Wealth Tax Reform in France
Tuesday 07 November 2017
Wealth tax in France is going through some changes, writes Sandy Dalmas of French tax accountants Roche & Cie.One of the key manifesto promises of President Emmanuel Macron, reform of l’impôt sur la fortune (ISF), is completing its passage through the French parliament and will become law next month. What will this reform bring? What is the new perimeter of this tax?
Taxable AssetsThe new wealth tax is reoriented to cover only real estate assets; so l’impôt sur la fortune (ISF) becomes l’impôt sur la fortune immobilière (IFI).
Thus, the taxable base will constitute the following:
- All properties and real estate rights;
- Parts or shares of companies or organizations (established in France or abroad) held by the taxable person, for the fraction of their value representing property or real estate rights held directly or indirectly by this entity.
French tax residents will bear this tax on all their assets or real estate rights held in France or abroad. For non-residents, the wealth tax will only cover their fixed real estate assets in France.
There will be no change to the current 30% discount of the market value of the main residence against liability to the tax.
Premises used for the taxpayer’s main professional activity remain exempt from the wealth tax.
This also applies to property used for furnished rental activity, but only provided the landlord is a registered professional landlord (LMP). That is to say, they are business registered and their annual rental income is greater than €23,000, which must also be higher than their other business/professional income.
The partial (75%) exemption of woodland remains.
Deductible LiabilitiesThe draft budget bill brings some novelties in terms of deductibility of debts.
Before the reform, the deductibility rules were simple and broad: the debts had to exist on January 1st of the tax year, they had to be chargeable to the taxpayer and be justified by due procedure.
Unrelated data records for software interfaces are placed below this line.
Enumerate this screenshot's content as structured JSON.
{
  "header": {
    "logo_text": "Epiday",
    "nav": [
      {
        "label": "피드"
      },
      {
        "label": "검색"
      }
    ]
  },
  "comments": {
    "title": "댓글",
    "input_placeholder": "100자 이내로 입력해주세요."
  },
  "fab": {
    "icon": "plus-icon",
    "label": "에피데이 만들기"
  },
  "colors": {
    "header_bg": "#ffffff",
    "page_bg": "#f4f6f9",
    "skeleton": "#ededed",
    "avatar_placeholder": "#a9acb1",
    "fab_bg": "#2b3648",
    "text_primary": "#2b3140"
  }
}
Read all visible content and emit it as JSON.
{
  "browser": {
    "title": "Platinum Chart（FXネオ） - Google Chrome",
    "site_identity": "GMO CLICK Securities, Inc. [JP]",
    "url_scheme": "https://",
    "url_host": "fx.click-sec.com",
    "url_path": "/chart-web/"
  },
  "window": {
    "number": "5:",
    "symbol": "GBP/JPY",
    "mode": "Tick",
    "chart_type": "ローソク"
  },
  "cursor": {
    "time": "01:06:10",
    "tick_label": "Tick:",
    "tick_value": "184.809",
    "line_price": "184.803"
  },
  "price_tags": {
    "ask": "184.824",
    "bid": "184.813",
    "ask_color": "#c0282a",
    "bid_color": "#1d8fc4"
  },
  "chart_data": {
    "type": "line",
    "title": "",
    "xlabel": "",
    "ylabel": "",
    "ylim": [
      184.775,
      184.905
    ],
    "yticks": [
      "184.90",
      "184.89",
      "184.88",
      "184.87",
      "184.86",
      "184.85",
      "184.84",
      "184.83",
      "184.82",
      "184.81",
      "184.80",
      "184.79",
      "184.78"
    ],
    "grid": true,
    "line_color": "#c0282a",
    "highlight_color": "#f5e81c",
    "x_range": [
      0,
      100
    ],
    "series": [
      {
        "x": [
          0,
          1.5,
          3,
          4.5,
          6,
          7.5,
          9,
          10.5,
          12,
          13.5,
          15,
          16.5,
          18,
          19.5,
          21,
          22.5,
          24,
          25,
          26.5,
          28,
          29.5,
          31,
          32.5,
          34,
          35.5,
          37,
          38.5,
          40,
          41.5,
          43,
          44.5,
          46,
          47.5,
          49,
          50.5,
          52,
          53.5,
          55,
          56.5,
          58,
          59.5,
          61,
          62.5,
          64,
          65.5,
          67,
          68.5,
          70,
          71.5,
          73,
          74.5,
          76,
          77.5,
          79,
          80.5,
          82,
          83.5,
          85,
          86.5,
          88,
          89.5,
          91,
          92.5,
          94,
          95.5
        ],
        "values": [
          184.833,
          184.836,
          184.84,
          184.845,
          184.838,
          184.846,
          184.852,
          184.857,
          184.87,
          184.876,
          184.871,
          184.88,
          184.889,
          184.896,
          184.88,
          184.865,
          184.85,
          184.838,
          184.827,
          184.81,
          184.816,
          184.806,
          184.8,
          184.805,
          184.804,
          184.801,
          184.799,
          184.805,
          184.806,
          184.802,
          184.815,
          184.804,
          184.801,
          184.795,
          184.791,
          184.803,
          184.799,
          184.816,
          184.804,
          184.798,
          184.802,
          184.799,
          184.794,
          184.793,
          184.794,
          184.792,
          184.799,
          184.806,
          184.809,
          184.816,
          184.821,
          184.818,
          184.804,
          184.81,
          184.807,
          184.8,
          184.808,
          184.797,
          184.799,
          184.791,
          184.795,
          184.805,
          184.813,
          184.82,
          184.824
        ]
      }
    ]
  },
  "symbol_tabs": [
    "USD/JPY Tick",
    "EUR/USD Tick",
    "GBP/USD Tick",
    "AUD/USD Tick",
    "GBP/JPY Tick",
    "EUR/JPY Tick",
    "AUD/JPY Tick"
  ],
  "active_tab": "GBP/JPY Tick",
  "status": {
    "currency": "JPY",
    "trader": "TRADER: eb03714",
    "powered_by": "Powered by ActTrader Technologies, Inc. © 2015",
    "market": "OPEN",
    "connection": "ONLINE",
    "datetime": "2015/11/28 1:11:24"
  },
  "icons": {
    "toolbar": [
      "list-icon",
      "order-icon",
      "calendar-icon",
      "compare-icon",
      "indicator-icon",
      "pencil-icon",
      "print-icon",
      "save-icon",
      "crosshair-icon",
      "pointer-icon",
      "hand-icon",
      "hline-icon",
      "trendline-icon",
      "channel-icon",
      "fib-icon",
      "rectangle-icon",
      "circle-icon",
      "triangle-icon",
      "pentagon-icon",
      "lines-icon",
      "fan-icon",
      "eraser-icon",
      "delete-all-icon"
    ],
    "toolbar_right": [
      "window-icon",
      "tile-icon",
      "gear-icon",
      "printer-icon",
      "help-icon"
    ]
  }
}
With the introduction of the IFI, only certain debts will be deductible:
Only debts related to the acquisition of property, repair, maintenance and improvement expenses, construction, reconstruction or enlargement of the property will be deductible.
Similarly, the tax debts relating to property will be deductible.
Interest only loans called 'crédit in fine', where the loan is repayable in one single payment at the end of the contract has been a practice commonly used to reduce the tax base for wealth tax. The scheme allowed the taxpayer to ensure the deductibility of fixed-rate debt for the duration of the loan. Henceforth, these debts will be deductible only up to the total amount of the loan less a prorated amount taking into account the number of years passed over the total number of years of the loan.
Debts contracted directly or indirectly (that is, through intermediary companies) by the debtor from their spouse/partner or children under 18 years will no longer be deductible.
Debts contracted directly or indirectly with an ascendant/descendant (except minor children), brother/sister are also no longer deductible, unless the loan was granted on normal market terms.
When the value of taxable assets exceeds €5 million and the amount of debts admitted as deductible exceeds 60% of this value, the portion of the debt exceeding 60 % is only deductible for half of its value.
Calculation of the TaxThere will be no change in the tax threshold, which remains at €1.3 million (net asset value).
Similarly, no revaluation of the scale rates are planned, so the existing rates, from 0.50% up to 1.5%, remain in place.
The deductibility of shares held under the 'Loi Dutreil', and the reduction in favour of investment in small to medium sized companies, have been abolished. Only the tax reduction for gifts (75% up to €50,000) has been retained.
Cabinet Roche & Cie
This article was featured in our Newsletter dated 07/11/2017